Miu Fat Buddhist Monastery was constructed in 1950s and rebuilt in 2010. The monastery is located in Lam Tei, Tuen Mun District. The temple is one of Hong Kong’s most eccentric Buddhist complexes. The temple has a Buddhist Shrine, a community hall, a library, cultural welfare facilities and a kitchen serving vegetarian food. There are two halls in the monastery. First hall is the Ten Thousand Buddha’s hall, which is 45 meters tall and designed with a lotus shrine. Another hall is the Mahavira hall which holds three gold plated statues of buddhas Sayamuni. Each side of the entrance has columns carved with gold scaled dragons.
Wong Tai Sin Temple
Wong Tai Sin Temple is one of the most famous attractions in Hong Kong. It has another name called Sik Sik Yuen. The temple is dedicated to Wang Tai Sin who is believed to be able to heal the wounded, save the dying and punish the evil. It is designed in the traditional Chinese style with grand red pillars, a golden roof adorned with blue friezes, yellow lattice and multi-colored carvings.
Tsing Shan Monastery
Tsing Shan Monastery is one of the oldest temple in Hong Kong. It is located at the foot of Castle Peak. Inside of the monastery, the characters ‘香海名山’ which means ‘fragrant sea and prestigious mountain’ are engraved on the gate. The main hall is Ching Wan Koon. The temple is dedicated to Dou Lao, a deity who is believed to have the power to relieve the worries from people. This temple is one of the shooting locations for the movie, Bruce Lee classic Enter the Dragon.
Ten Thousand Buddhas Monastery
Ten Thousand Buddhas Monastery is located Po Fook Hill at Pai Tau Village, Sha Tin. The temple was founded in 1955 by Buddhist laymen Yuet Kai who carried the material during construction by himself. The temple took eight years to finish the construction. By 1957, around 12,800 Buddha statues were made for this monastery. There are five halls in total which hold statues. Some of Buddhas are placed outside.
Po Lin Monastery
Located on Lotus Island, Hong Kong, Po Lin Monastery was built in 1906. There are three main Buddha statues, made of bronze. They represent past, present and future. The temple is dedicated to Guanyin, the Goddess of Mercy. The garden at Po Lin Monastery is alive with bird songs and floral scents.
Fung Ying Seen Koon
Fung Yin Seen Koon was founded in 1929. The name of temple is based on two fairy islands: Fang Lai and Ying Chau. The temple features an outstanding architectural design, including an eye-catching bright orange roof. The wall of Tao Te Ching in front of Ancestral Hall has 81 chapters of the famous work Tao Te Ching by the ancient Chinese philosopher Laozi.

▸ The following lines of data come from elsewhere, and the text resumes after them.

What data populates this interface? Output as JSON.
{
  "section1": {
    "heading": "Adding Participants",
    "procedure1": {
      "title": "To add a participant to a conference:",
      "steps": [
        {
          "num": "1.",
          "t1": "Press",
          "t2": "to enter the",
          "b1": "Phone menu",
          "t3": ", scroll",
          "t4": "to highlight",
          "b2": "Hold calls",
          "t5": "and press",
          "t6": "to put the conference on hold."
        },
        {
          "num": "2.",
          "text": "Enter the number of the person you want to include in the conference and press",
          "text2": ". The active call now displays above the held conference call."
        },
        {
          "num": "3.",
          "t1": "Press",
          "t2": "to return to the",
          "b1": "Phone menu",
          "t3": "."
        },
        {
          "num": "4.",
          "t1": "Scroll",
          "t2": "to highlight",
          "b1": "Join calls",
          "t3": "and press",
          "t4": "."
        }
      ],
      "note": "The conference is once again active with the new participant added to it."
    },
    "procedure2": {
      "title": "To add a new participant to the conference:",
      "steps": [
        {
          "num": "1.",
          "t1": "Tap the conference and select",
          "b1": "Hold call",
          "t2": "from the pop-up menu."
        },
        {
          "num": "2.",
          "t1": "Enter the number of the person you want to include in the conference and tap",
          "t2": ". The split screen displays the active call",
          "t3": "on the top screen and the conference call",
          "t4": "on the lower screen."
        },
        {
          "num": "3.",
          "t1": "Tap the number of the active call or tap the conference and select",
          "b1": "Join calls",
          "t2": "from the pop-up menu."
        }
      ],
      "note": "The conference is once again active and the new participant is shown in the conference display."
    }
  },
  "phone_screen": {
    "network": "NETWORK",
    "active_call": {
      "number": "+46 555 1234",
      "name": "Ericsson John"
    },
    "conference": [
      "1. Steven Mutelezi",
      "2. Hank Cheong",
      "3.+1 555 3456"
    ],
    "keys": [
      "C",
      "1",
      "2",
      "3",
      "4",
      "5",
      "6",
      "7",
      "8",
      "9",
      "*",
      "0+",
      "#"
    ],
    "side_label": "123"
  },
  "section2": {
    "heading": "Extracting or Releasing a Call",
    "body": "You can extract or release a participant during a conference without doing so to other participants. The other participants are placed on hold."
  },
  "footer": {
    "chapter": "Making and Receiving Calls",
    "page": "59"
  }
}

Yuk Hui Temple
Yuk Hui Temple was named after Mr. Lam Yuk Mo and first founded in 1783. Pak Tai is the main deity of the temple. People worship her because of her courage, power and devotion. There are other deities including Guanyin, Tai Sui, Tin Hua and Tu Di Gong. There are three halls, with the Pak Tai statues placed in the main hall. Worshippers usually visit Yuk Hui Temple during Pak Tai festival and Ban festival.

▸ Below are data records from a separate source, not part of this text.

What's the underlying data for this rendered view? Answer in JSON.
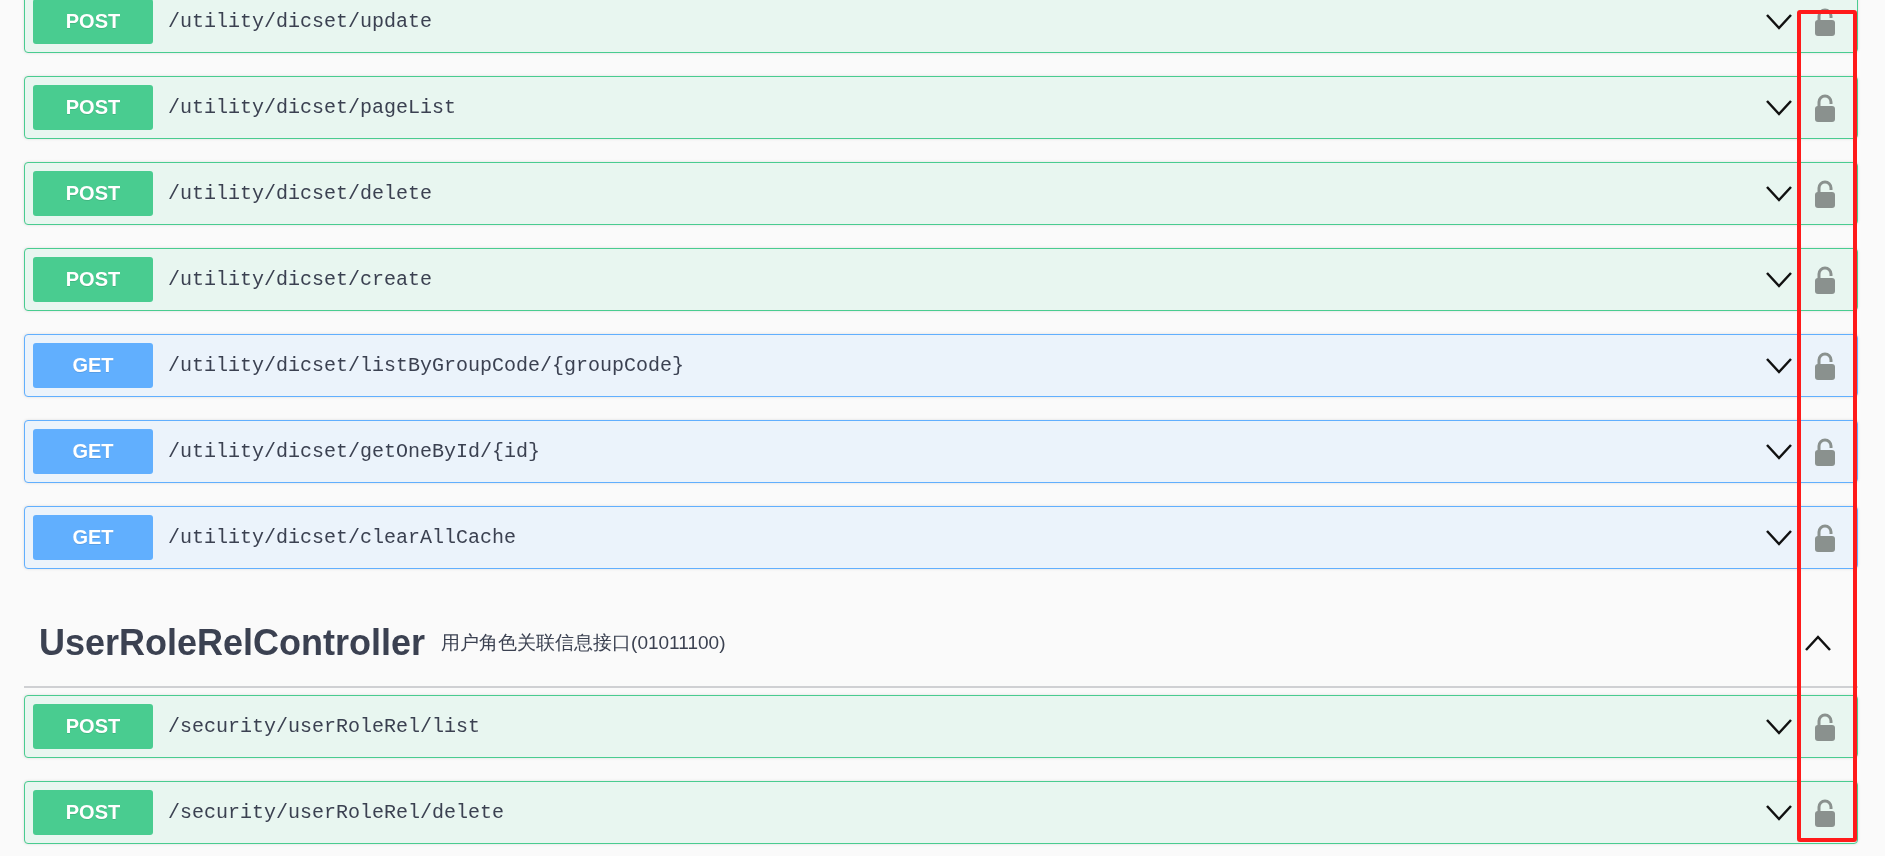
{
  "operations_top": [
    {
      "method": "POST",
      "path": "/utility/dicset/update",
      "expanded": false,
      "locked": false
    },
    {
      "method": "POST",
      "path": "/utility/dicset/pageList",
      "expanded": false,
      "locked": false
    },
    {
      "method": "POST",
      "path": "/utility/dicset/delete",
      "expanded": false,
      "locked": false
    },
    {
      "method": "POST",
      "path": "/utility/dicset/create",
      "expanded": false,
      "locked": false
    },
    {
      "method": "GET",
      "path": "/utility/dicset/listByGroupCode/{groupCode}",
      "expanded": false,
      "locked": false
    },
    {
      "method": "GET",
      "path": "/utility/dicset/getOneById/{id}",
      "expanded": false,
      "locked": false
    },
    {
      "method": "GET",
      "path": "/utility/dicset/clearAllCache",
      "expanded": false,
      "locked": false
    }
  ],
  "section": {
    "title": "UserRoleRelController",
    "description": "用户角色关联信息接口(01011100)",
    "expanded": true,
    "operations": [
      {
        "method": "POST",
        "path": "/security/userRoleRel/list",
        "expanded": false,
        "locked": false
      },
      {
        "method": "POST",
        "path": "/security/userRoleRel/delete",
        "expanded": false,
        "locked": false
      }
    ]
  },
  "highlight": {
    "kind": "frame"
  }
}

Man Mo Temple
Situated on Hollywood Road in Sheung Wan, Man Mo Temple was built in 1847. The temple is a picturesque tribute to the God of Literature (Man), holding a writing brush and the God of War (Mo), wielding a sword. Both of them are worshipped by people looking for success in their studies.